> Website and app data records
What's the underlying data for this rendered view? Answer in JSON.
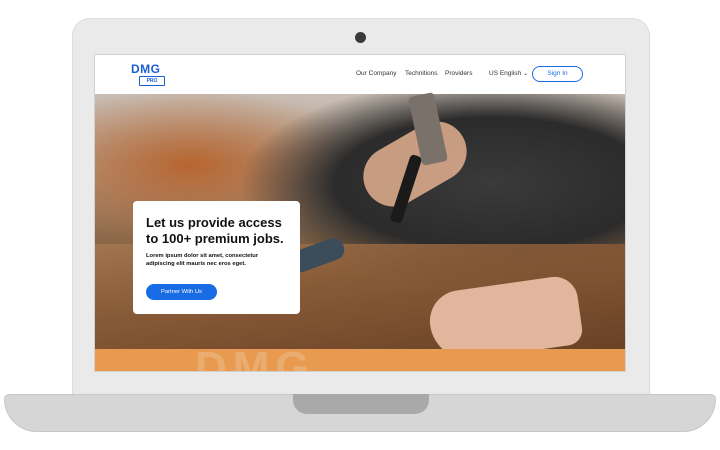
{
  "logo": {
    "main": "DMG",
    "sub": "PRO"
  },
  "nav": {
    "links": [
      "Our Company",
      "Technitions",
      "Providers"
    ],
    "language": "US English",
    "signin": "Sign In"
  },
  "hero": {
    "title": "Let us provide access to 100+ premium jobs.",
    "subtitle": "Lorem ipsum dolor sit amet, consectetur adipiscing elit mauris nec eros eget.",
    "cta": "Partner With Us"
  },
  "footer_banner": {
    "watermark": "DMG"
  },
  "colors": {
    "accent": "#1a6be6",
    "brand": "#1a5fd6",
    "orange": "#e79a50"
  }
}
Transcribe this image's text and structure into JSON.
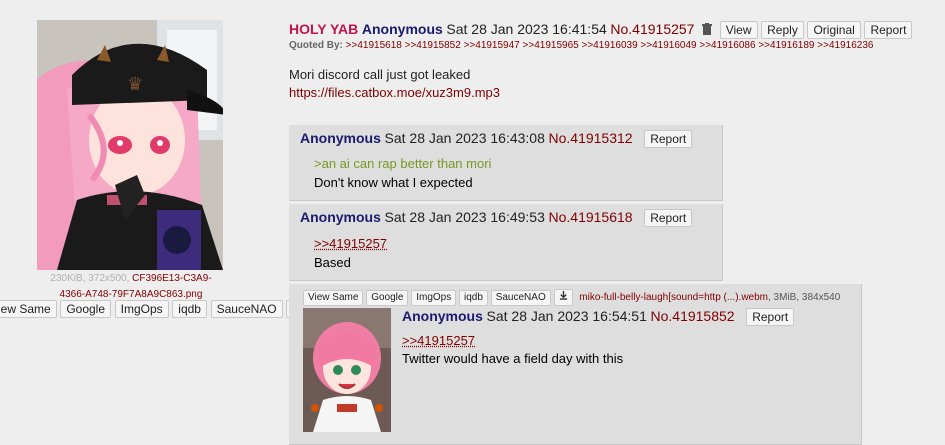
{
  "op": {
    "subject": "HOLY YAB",
    "name": "Anonymous",
    "date": "Sat 28 Jan 2023 16:41:54",
    "number": "No.41915257",
    "buttons": [
      "View",
      "Reply",
      "Original",
      "Report"
    ],
    "quoted_by_label": "Quoted By:",
    "quoted_by": ">>41915618 >>41915852 >>41915947 >>41915965 >>41916039 >>41916049 >>41916086 >>41916189 >>41916236",
    "message_line1": "Mori discord call just got leaked",
    "message_link": "https://files.catbox.moe/xuz3m9.mp3",
    "file_meta": "230KiB, 372x500,",
    "file_name_1": "CF396E13-C3A9-",
    "file_name_2": "4366-A748-79F7A8A9C863.png",
    "file_buttons": [
      "iew Same",
      "Google",
      "ImgOps",
      "iqdb",
      "SauceNAO"
    ]
  },
  "replies": [
    {
      "name": "Anonymous",
      "date": "Sat 28 Jan 2023 16:43:08",
      "number": "No.41915312",
      "report": "Report",
      "greentext": ">an ai can rap better than mori",
      "text": "Don't know what I expected"
    },
    {
      "name": "Anonymous",
      "date": "Sat 28 Jan 2023 16:49:53",
      "number": "No.41915618",
      "report": "Report",
      "quote": ">>41915257",
      "text": "Based"
    },
    {
      "name": "Anonymous",
      "date": "Sat 28 Jan 2023 16:54:51",
      "number": "No.41915852",
      "report": "Report",
      "quote": ">>41915257",
      "text": "Twitter would have a field day with this",
      "file_buttons": [
        "View Same",
        "Google",
        "ImgOps",
        "iqdb",
        "SauceNAO"
      ],
      "file_name": "miko-full-belly-laugh[sound=http (...).webm",
      "file_meta": ", 3MiB, 384x540"
    }
  ],
  "icons": {
    "delete": "trash-icon",
    "download": "download-icon"
  }
}
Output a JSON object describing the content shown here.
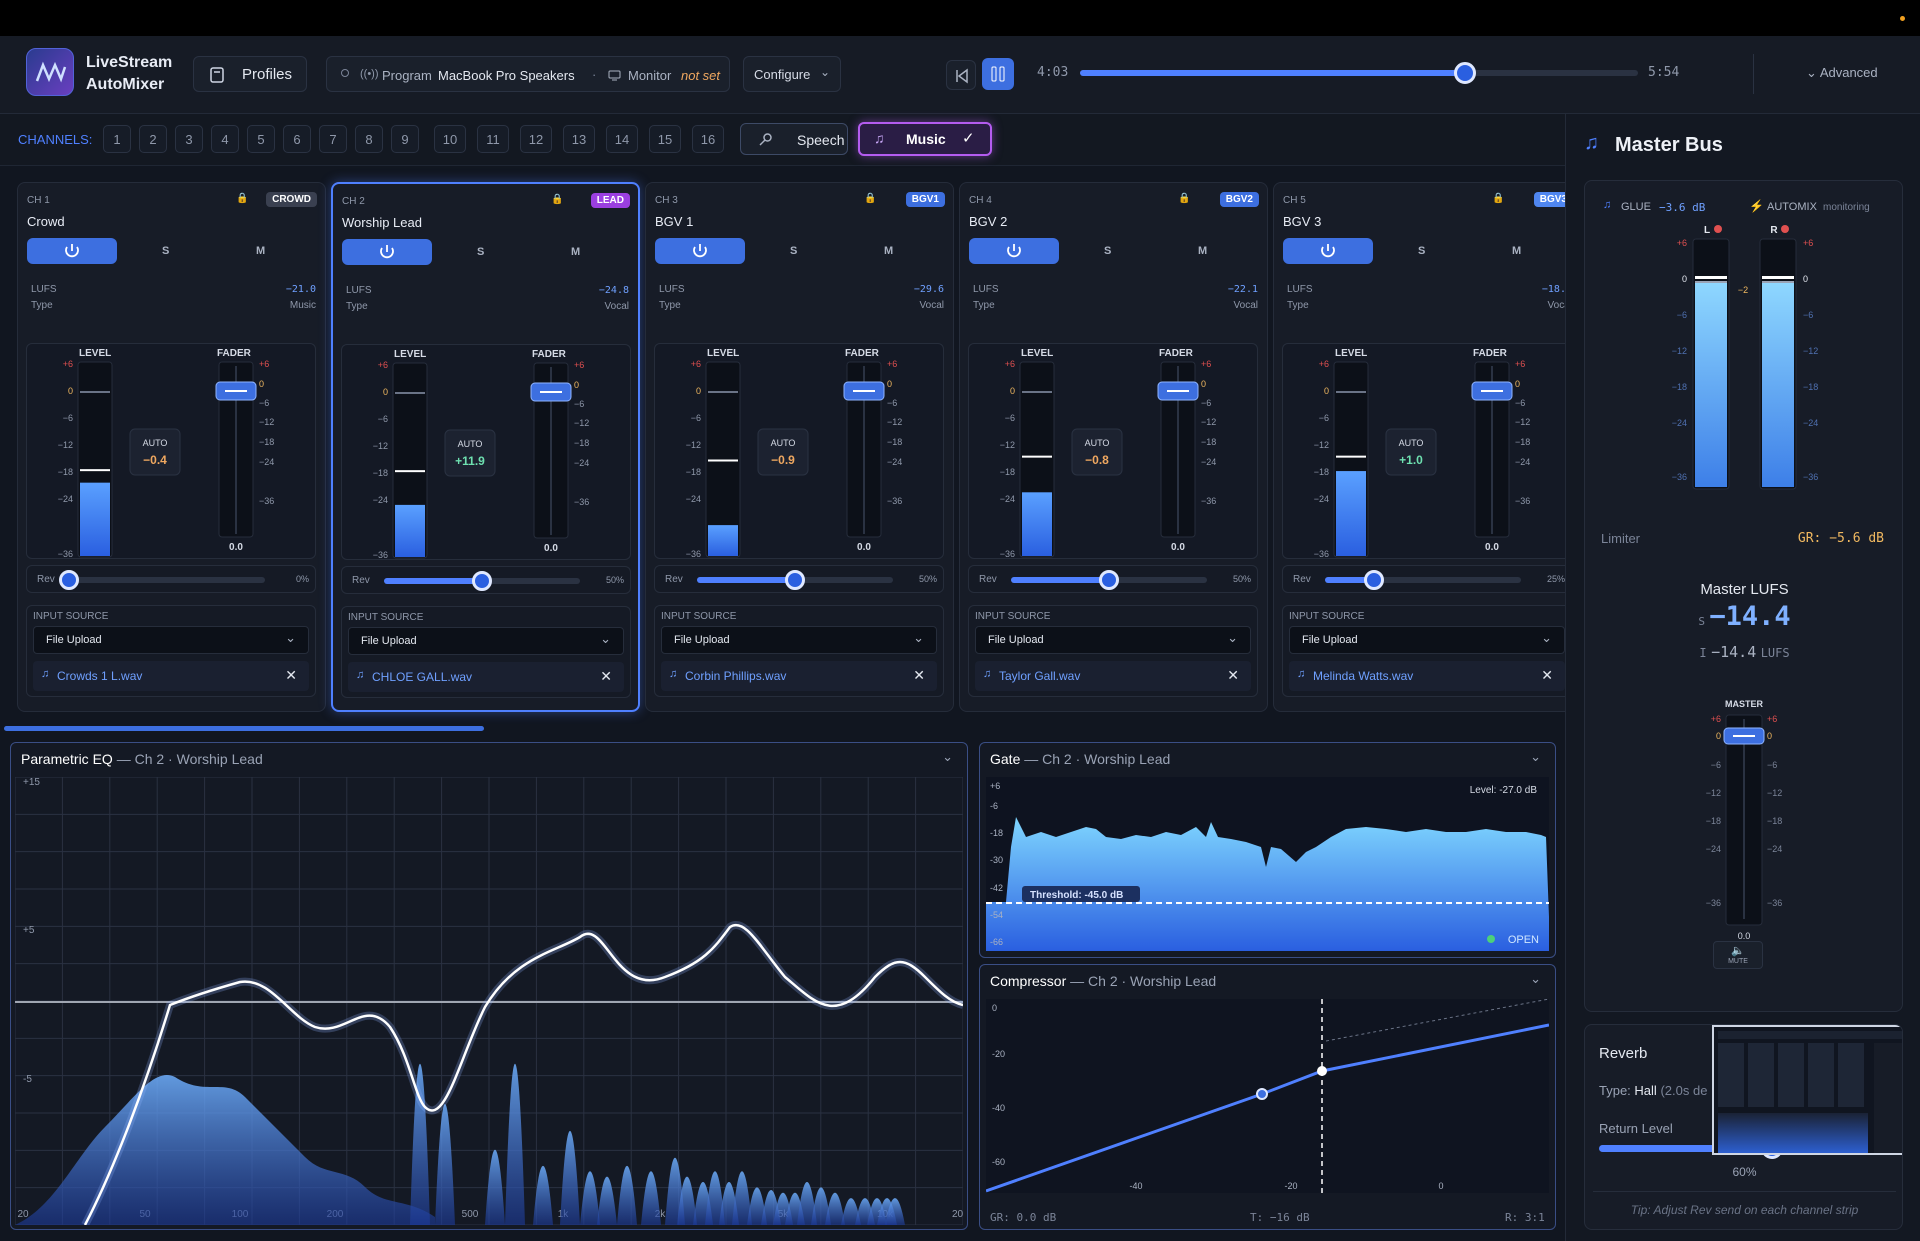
{
  "app": {
    "name_line1": "LiveStream",
    "name_line2": "AutoMixer",
    "profiles_label": "Profiles"
  },
  "output": {
    "program_label": "Program",
    "program_device": "MacBook Pro Speakers",
    "monitor_label": "Monitor",
    "monitor_value": "not set",
    "configure_label": "Configure"
  },
  "transport": {
    "elapsed": "4:03",
    "total": "5:54",
    "progress": 0.69,
    "advanced_label": "Advanced"
  },
  "channels_bar": {
    "label": "CHANNELS:",
    "numbers": [
      "1",
      "2",
      "3",
      "4",
      "5",
      "6",
      "7",
      "8",
      "9",
      "10",
      "11",
      "12",
      "13",
      "14",
      "15",
      "16"
    ],
    "speech_label": "Speech",
    "music_label": "Music"
  },
  "strips": [
    {
      "ch": "CH 1",
      "name": "Crowd",
      "tag": "CROWD",
      "tag_color": "#3a4050",
      "lufs": "−21.0",
      "type": "Music",
      "auto": "−0.4",
      "auto_color": "#f0a860",
      "level_fill": 0.38,
      "peak": 0.45,
      "fader": "0.0",
      "rev_pct": "0%",
      "rev": 0.0,
      "source": "File Upload",
      "file": "Crowds 1 L.wav",
      "selected": false
    },
    {
      "ch": "CH 2",
      "name": "Worship Lead",
      "tag": "LEAD",
      "tag_color": "#9b3fe0",
      "lufs": "−24.8",
      "type": "Vocal",
      "auto": "+11.9",
      "auto_color": "#6ee0b0",
      "level_fill": 0.27,
      "peak": 0.45,
      "fader": "0.0",
      "rev_pct": "50%",
      "rev": 0.5,
      "source": "File Upload",
      "file": "CHLOE GALL.wav",
      "selected": true
    },
    {
      "ch": "CH 3",
      "name": "BGV 1",
      "tag": "BGV1",
      "tag_color": "#3d6fe0",
      "lufs": "−29.6",
      "type": "Vocal",
      "auto": "−0.9",
      "auto_color": "#f0a860",
      "level_fill": 0.16,
      "peak": 0.5,
      "fader": "0.0",
      "rev_pct": "50%",
      "rev": 0.5,
      "source": "File Upload",
      "file": "Corbin Phillips.wav",
      "selected": false
    },
    {
      "ch": "CH 4",
      "name": "BGV 2",
      "tag": "BGV2",
      "tag_color": "#3d6fe0",
      "lufs": "−22.1",
      "type": "Vocal",
      "auto": "−0.8",
      "auto_color": "#f0a860",
      "level_fill": 0.33,
      "peak": 0.52,
      "fader": "0.0",
      "rev_pct": "50%",
      "rev": 0.5,
      "source": "File Upload",
      "file": "Taylor Gall.wav",
      "selected": false
    },
    {
      "ch": "CH 5",
      "name": "BGV 3",
      "tag": "BGV3",
      "tag_color": "#4f86f0",
      "lufs": "−18.0",
      "type": "Vocal",
      "auto": "+1.0",
      "auto_color": "#6ee0b0",
      "level_fill": 0.44,
      "peak": 0.52,
      "fader": "0.0",
      "rev_pct": "25%",
      "rev": 0.25,
      "source": "File Upload",
      "file": "Melinda Watts.wav",
      "selected": false
    }
  ],
  "strip_labels": {
    "lufs": "LUFS",
    "type": "Type",
    "level": "LEVEL",
    "fader": "FADER",
    "auto": "AUTO",
    "rev": "Rev",
    "input_source": "INPUT SOURCE",
    "s": "S",
    "m": "M"
  },
  "meter_scale": [
    "+6",
    "0",
    "−6",
    "−12",
    "−18",
    "−24",
    "−36"
  ],
  "eq": {
    "title": "Parametric EQ",
    "subtitle": "— Ch 2 · Worship Lead",
    "y_labels": [
      "+15",
      "+5",
      "-5"
    ],
    "x_labels": [
      "20",
      "50",
      "100",
      "200",
      "500",
      "1k",
      "2k",
      "5k",
      "10k",
      "20k"
    ]
  },
  "gate": {
    "title": "Gate",
    "subtitle": "— Ch 2 · Worship Lead",
    "level": "Level: -27.0 dB",
    "threshold": "Threshold: -45.0 dB",
    "state": "OPEN",
    "y_labels": [
      "+6",
      "-6",
      "-18",
      "-30",
      "-42",
      "-54",
      "-66"
    ]
  },
  "compressor": {
    "title": "Compressor",
    "subtitle": "— Ch 2 · Worship Lead",
    "y_labels": [
      "0",
      "-20",
      "-40",
      "-60"
    ],
    "x_labels": [
      "-40",
      "-20",
      "0"
    ],
    "gr": "GR: 0.0 dB",
    "threshold": "T: −16 dB",
    "ratio": "R: 3:1"
  },
  "master": {
    "title": "Master Bus",
    "glue_label": "GLUE",
    "glue_value": "−3.6 dB",
    "automix_label": "AUTOMIX",
    "automix_state": "monitoring",
    "left_label": "L",
    "right_label": "R",
    "left_value": "−1.3",
    "right_value": "−1.3",
    "peak_hold": "−2",
    "scale": [
      "+6",
      "0",
      "−6",
      "−12",
      "−18",
      "−24",
      "−36"
    ],
    "limiter_label": "Limiter",
    "limiter_gr": "GR: −5.6 dB",
    "lufs_title": "Master LUFS",
    "lufs_s_prefix": "S",
    "lufs_s": "−14.4",
    "lufs_i_prefix": "I",
    "lufs_i": "−14.4",
    "lufs_unit": "LUFS",
    "fader_label": "MASTER",
    "fader_value": "0.0",
    "mute_label": "MUTE",
    "fader_scale": [
      "+6",
      "0",
      "−6",
      "−12",
      "−18",
      "−24",
      "−36"
    ]
  },
  "reverb": {
    "title": "Reverb",
    "type_label": "Type:",
    "type_value": "Hall",
    "type_detail": "(2.0s de",
    "return_label": "Return Level",
    "return_pct": "60%",
    "return": 0.6,
    "tip": "Tip: Adjust Rev send on each channel strip"
  },
  "colors": {
    "accent": "#3d6fe0",
    "lead": "#9b3fe0",
    "background": "#111620",
    "warning": "#f0a860",
    "good": "#6ee0b0",
    "meter_red": "#e05050"
  }
}
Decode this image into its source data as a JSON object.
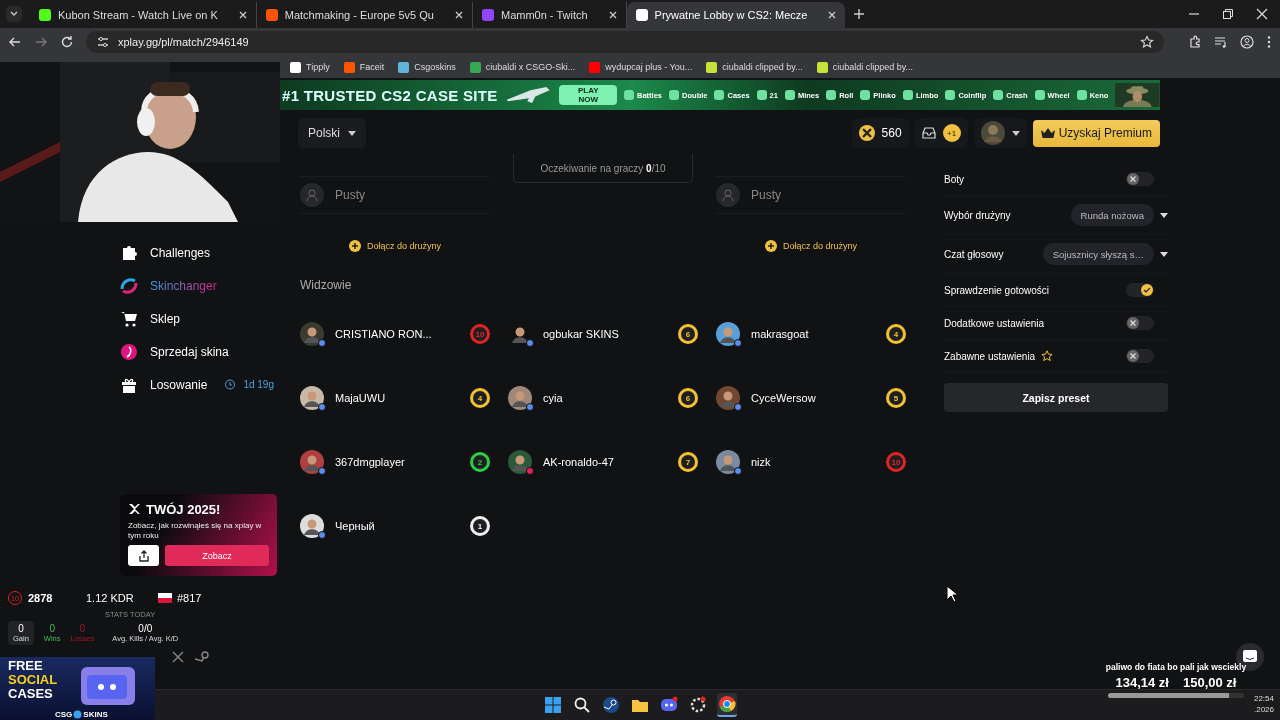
{
  "browser": {
    "tabs": [
      {
        "title": "Kubon Stream - Watch Live on K",
        "selected": false,
        "color": "#53fc18"
      },
      {
        "title": "Matchmaking - Europe 5v5 Qu",
        "selected": false,
        "color": "#ff5500"
      },
      {
        "title": "Mamm0n - Twitch",
        "selected": false,
        "color": "#9146ff"
      },
      {
        "title": "Prywatne Lobby w CS2: Mecze",
        "selected": true,
        "color": "#ffffff"
      }
    ],
    "url": "xplay.gg/pl/match/2946149",
    "bookmarks": [
      {
        "label": "Tipply",
        "color": "#ffffff"
      },
      {
        "label": "Faceit",
        "color": "#ff5500"
      },
      {
        "label": "Csgoskins",
        "color": "#5fb4d8"
      },
      {
        "label": "ciubaldi x CSGO-Ski...",
        "color": "#34a853"
      },
      {
        "label": "wydupcaj plus - You...",
        "color": "#ff0000"
      },
      {
        "label": "ciubaldi clipped by...",
        "color": "#c6e23a"
      },
      {
        "label": "ciubaldi clipped by...",
        "color": "#c6e23a"
      }
    ]
  },
  "banner": {
    "headline": "#1 TRUSTED CS2 CASE SITE",
    "cta": "PLAY NOW",
    "games": [
      "Battles",
      "Double",
      "Cases",
      "21",
      "Mines",
      "Roll",
      "Plinko",
      "Limbo",
      "Coinflip",
      "Crash",
      "Wheel",
      "Keno"
    ]
  },
  "header": {
    "language": "Polski",
    "coins": "560",
    "notifications": "+1",
    "premium": "Uzyskaj Premium"
  },
  "sidebar": {
    "items": [
      {
        "label": "Challenges",
        "highlighted": false
      },
      {
        "label": "Skinchanger",
        "highlighted": true
      },
      {
        "label": "Sklep",
        "highlighted": false
      },
      {
        "label": "Sprzedaj skina",
        "highlighted": false
      },
      {
        "label": "Losowanie",
        "highlighted": false,
        "timer": "1d 19g"
      }
    ]
  },
  "promo": {
    "title": "TWÓJ 2025!",
    "text": "Zobacz, jak rozwinąłeś się na xplay w tym roku",
    "button": "Zobacz"
  },
  "stats": {
    "level": "10",
    "elo": "2878",
    "kdr": "1.12 KDR",
    "rank": "#817",
    "today_label": "STATS TODAY",
    "today": [
      {
        "value": "0",
        "label": "Gain",
        "kind": "gain"
      },
      {
        "value": "0",
        "label": "Wins",
        "kind": "wins"
      },
      {
        "value": "0",
        "label": "Losses",
        "kind": "losses"
      },
      {
        "value": "0/0",
        "label": "Avg. Kills / Avg. K/D",
        "kind": "average"
      }
    ]
  },
  "lobby": {
    "waiting": "Oczekiwanie na graczy **0**/10",
    "teams": [
      {
        "slot": "Pusty",
        "join": "Dołącz do drużyny"
      },
      {
        "slot": "Pusty",
        "join": "Dołącz do drużyny"
      }
    ],
    "spectators_title": "Widzowie",
    "spectators": [
      {
        "name": "CRISTIANO RON...",
        "badge": {
          "text": "10",
          "color": "#e02424"
        },
        "status": {
          "color": "#5b8def"
        }
      },
      {
        "name": "ogbukar SKINS",
        "badge": {
          "text": "6",
          "color": "#f2c230"
        },
        "status": {
          "color": "#5b8def"
        }
      },
      {
        "name": "makrasgoat",
        "badge": {
          "text": "4",
          "color": "#f2c230"
        },
        "status": {
          "color": "#5b8def"
        }
      },
      {
        "name": "MajaUWU",
        "badge": {
          "text": "4",
          "color": "#f2c230"
        },
        "status": {
          "color": "#5b8def"
        }
      },
      {
        "name": "cyia",
        "badge": {
          "text": "6",
          "color": "#f2c230"
        },
        "status": {
          "color": "#5b8def"
        }
      },
      {
        "name": "CyceWersow",
        "badge": {
          "text": "5",
          "color": "#f2c230"
        },
        "status": {
          "color": "#5b8def"
        }
      },
      {
        "name": "367dmgplayer",
        "badge": {
          "text": "2",
          "color": "#2ecc40"
        },
        "status": {
          "color": "#5b8def"
        }
      },
      {
        "name": "AK-ronaldo-47",
        "badge": {
          "text": "7",
          "color": "#f2c230"
        },
        "status": {
          "color": "#e0245e"
        }
      },
      {
        "name": "nizk",
        "badge": {
          "text": "10",
          "color": "#e02424"
        },
        "status": {
          "color": "#5b8def"
        }
      },
      {
        "name": "Черный",
        "badge": {
          "text": "1",
          "color": "#eeeeee"
        },
        "status": {
          "color": "#5b8def"
        }
      }
    ]
  },
  "settings": {
    "rows": [
      {
        "kind": "toggle",
        "label": "Boty",
        "on": false,
        "star": false
      },
      {
        "kind": "select",
        "label": "Wybór drużyny",
        "value": "Runda nożowa",
        "star": false
      },
      {
        "kind": "select",
        "label": "Czat głosowy",
        "value": "Sojusznicy słyszą s…",
        "star": false
      },
      {
        "kind": "toggle",
        "label": "Sprawdzenie gotowości",
        "on": true,
        "star": false
      },
      {
        "kind": "toggle",
        "label": "Dodatkowe ustawienia",
        "on": false,
        "star": false
      },
      {
        "kind": "toggle",
        "label": "Zabawne ustawienia",
        "on": false,
        "star": true
      }
    ],
    "save": "Zapisz preset"
  },
  "overlays": {
    "ad": {
      "lines": [
        "FREE",
        "SOCIAL",
        "CASES"
      ],
      "brand_left": "CSG",
      "brand_right": "SKINS"
    },
    "donation": {
      "message": "paliwo do fiata bo pali jak wsciekly",
      "raised": "134,14 zł",
      "goal": "150,00 zł",
      "level": 0.89
    }
  },
  "taskbar": {
    "apps": [
      {
        "selected": false
      },
      {
        "selected": false
      },
      {
        "selected": false
      },
      {
        "selected": false
      },
      {
        "selected": false
      },
      {
        "selected": false
      },
      {
        "selected": true
      }
    ],
    "time": "22:54",
    "date": ".2026"
  }
}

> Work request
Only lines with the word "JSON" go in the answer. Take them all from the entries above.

> Written solution
What's the underlying data for this rendered view? Answer in JSON.
Transcribe this image's text and structure into JSON.
Output a JSON object describing the content shown here.
Decode this image into its source data as a JSON object.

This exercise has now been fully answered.